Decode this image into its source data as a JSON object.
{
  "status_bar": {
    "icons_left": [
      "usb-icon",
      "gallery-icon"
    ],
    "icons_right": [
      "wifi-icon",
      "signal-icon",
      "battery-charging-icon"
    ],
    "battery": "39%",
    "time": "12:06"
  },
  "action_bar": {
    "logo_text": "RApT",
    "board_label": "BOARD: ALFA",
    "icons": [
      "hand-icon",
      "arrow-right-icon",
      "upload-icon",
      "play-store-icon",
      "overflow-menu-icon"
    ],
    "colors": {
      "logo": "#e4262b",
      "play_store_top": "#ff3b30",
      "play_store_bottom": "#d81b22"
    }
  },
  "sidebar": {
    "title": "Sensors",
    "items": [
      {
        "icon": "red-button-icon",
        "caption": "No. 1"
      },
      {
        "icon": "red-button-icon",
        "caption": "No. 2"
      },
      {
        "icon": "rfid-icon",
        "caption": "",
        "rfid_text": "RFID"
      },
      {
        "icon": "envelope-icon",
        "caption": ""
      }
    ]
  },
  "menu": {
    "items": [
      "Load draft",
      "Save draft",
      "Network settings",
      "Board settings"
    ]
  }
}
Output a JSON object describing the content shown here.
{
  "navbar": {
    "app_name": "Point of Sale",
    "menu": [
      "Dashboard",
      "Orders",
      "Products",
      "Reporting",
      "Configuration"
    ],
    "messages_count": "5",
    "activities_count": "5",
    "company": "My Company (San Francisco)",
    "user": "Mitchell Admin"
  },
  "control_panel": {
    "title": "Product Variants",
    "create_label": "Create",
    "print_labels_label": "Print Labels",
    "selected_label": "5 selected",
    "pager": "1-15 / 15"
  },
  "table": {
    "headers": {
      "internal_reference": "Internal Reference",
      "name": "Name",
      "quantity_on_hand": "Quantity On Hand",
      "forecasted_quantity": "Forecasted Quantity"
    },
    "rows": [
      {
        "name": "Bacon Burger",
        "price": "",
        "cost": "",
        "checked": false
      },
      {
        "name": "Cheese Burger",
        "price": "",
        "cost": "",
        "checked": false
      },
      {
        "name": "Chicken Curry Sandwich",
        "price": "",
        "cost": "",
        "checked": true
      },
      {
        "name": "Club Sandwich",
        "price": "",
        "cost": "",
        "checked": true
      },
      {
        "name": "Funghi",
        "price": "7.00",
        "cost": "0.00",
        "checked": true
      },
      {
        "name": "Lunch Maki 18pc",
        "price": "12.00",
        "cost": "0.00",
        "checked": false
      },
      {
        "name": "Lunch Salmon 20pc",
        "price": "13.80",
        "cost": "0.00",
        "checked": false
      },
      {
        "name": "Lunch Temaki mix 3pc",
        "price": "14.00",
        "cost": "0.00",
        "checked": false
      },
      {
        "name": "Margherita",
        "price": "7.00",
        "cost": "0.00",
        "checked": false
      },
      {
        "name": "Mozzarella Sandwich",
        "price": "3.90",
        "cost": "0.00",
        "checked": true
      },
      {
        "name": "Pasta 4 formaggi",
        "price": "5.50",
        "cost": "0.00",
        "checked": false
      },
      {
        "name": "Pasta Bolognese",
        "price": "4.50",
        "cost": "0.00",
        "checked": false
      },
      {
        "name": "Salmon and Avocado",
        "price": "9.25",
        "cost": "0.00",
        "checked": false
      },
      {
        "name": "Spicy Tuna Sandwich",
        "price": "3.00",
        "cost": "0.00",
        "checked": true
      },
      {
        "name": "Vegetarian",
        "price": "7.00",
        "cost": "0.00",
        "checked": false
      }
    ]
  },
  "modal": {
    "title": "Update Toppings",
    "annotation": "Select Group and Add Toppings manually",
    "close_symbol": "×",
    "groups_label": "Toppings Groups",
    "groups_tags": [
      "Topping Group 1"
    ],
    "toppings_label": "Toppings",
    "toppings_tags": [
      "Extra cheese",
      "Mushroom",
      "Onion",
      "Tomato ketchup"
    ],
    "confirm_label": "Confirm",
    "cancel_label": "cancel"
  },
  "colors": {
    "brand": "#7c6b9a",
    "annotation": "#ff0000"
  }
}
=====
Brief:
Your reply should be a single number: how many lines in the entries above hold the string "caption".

Written response:
4